European polyethylene (PE) producers need to “change focus” towards more differentiated polymers in order to grow amid a wave of new US capacity, an executive at chemical major INEOS said on 25 April.
Rob Ingram, business director at INEOS Olefins & Polymers, was speaking on the current supply and demand dynamics and what the new PE capacity in the US would mean for the European market. He was speaking at the ICIS World Polyolefins conference, which ran in Vienna on 25-26 April.
“PE is the vehicle to capture the value,” said Ingram, referring to the cost advantage US producers have gained with access to ethane as extraction of shale gas jumped. In order to absorb the new capacity, the US market would have to grow by 6%/year, but that growth rate is unlikely for such a mature market, making an increase in exports inevitable.
“One would expect a reasonable portion [of polymers production] to be focussed on exports … Most will flow to China, but some structural flow to other regions is expected,” said Ingram.
US EXPORTS COMMODITIES
The majority of exports from the US are expected to be more commodity grades, and that will require European producers to change their focus into more specialty grades in order to grow.
However, Ingram said that more complex grades take longer to produce, which can reduce production capacity by 15-25%.

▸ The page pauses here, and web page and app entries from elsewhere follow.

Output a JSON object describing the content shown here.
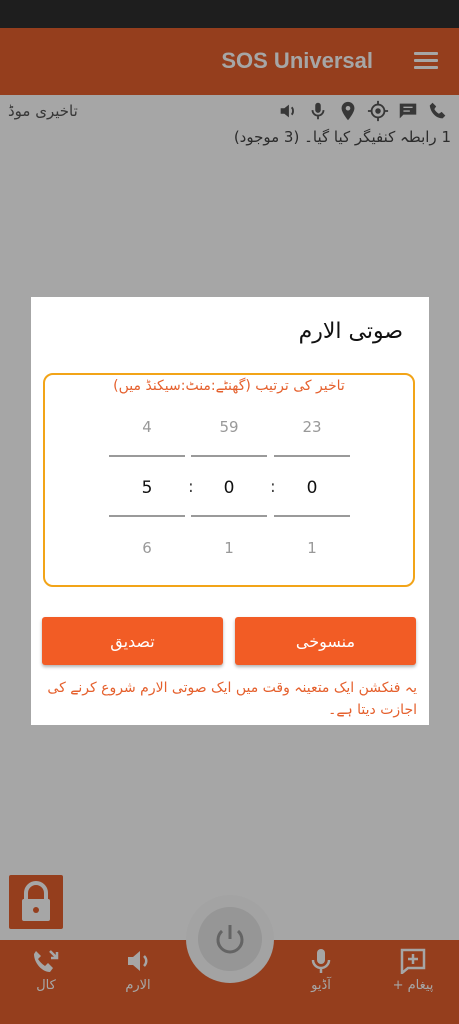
{
  "app": {
    "title": "SOS Universal"
  },
  "info": {
    "delay_mode": "تاخیری موڈ",
    "contacts_status": "1 رابطہ کنفیگر کیا گیا۔ (3 موجود)"
  },
  "nav": {
    "message_label": "+ پیغام",
    "audio_label": "آڈیو",
    "alarm_label": "الارم",
    "call_label": "کال"
  },
  "dialog": {
    "title": "صوتی الارم",
    "picker_label": "تاخیر کی ترتیب (گھنٹے:منٹ:سیکنڈ میں)",
    "hours": {
      "prev": "23",
      "current": "0",
      "next": "1"
    },
    "minutes": {
      "prev": "59",
      "current": "0",
      "next": "1"
    },
    "seconds": {
      "prev": "4",
      "current": "5",
      "next": "6"
    },
    "separator": ":",
    "cancel_label": "منسوخی",
    "confirm_label": "تصدیق",
    "description": "یہ فنکشن ایک متعینہ وقت میں ایک صوتی الارم شروع کرنے کی اجازت دیتا ہے۔"
  },
  "colors": {
    "accent": "#e5602d",
    "button": "#f25c25",
    "picker_border": "#f2a418"
  }
}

Therefore, if there is a change in the region towards more differentiated polymers, then there will be a reduction in operating rates.
According to the executive, the new capacities in the US present a threat to European producing facilities, and highlighted how 3m tonnes of production capacities for polymers in the region has already been lost in the past decade.
That loss of capacity in Europe ran parallel to an increase in the Middle East, said Ingram, with polymers capacities increasing by 13m in the 2009-2013 period alone. However, Europe is expected to require additional polymers quantities of between 300,000-500,000 tonnes/year to match a growth in demand of 2-3%/year – there will be demand for imports, said Ingram.
There are also opportunities in both upstream and downstream for European sellers, especially as the EU pushes ahead with new recycling targets and starts contemplating the still-distant idea of ‘circular economy’ in which most products would be reused.
Polymer producers may move closer to the function of converters, becoming more involved in converting as well as mechanical recycling in order to grow, said the INEOS executive.
He added that Europe could also try to replicate the advantage that the US has by strengthening feedstock positions, something that would be achieved through mechanical recycling.
“We should try to become world leaders in developing solutions to the circular economy,” said Ingram, examining options like the zero pellet loss or ‘Operation Clean Sweep’.
While a major change in the global PE market is just about to happen, increasing competition for sellers, there are still opportunities for European producers to continue playing a role.
Wave of commodity PE coming from US
Europe players must specialise in higher grades
This switch can reduce production capacity by 15-25%
Big opportunities from circular economy
Producers can move closer to the convertor
Meanwhile, political volatility in Turkey has led a polymer supplier to focus on other markets including Europe, a source said on 25 April.
Political unrest is driving exporters away
The June snap election, called by President Erdogan in the week ending 20 April, appears to have been the final straw for this company.
It said that the uncertainty that has been a consistent issue in Turkey over the past few years and it has dissuaded sellers from providing product into the county. The source was speaking on the sidelines of the ICIS World Polyolefins conference, which runs in Vienna on 25-26 April.
Turkey’s economy has been performing poorly over the past few years, which has not been helped by military action, various international spats and political uncertainty fuelled by Erdogan’s increasingly authoritarian grip on power.
Many players have previously said that they hoped that business would improve following the election, in that it will bring stability in the coming years.
Turkey’s reliance on imports for most polymer grades means that it would suffer from a lack of confidence from foreign suppliers. It remains to be seen if this supplier is an isolated example or beginning of a trend.
Ben Lake in Vienna contributed to this article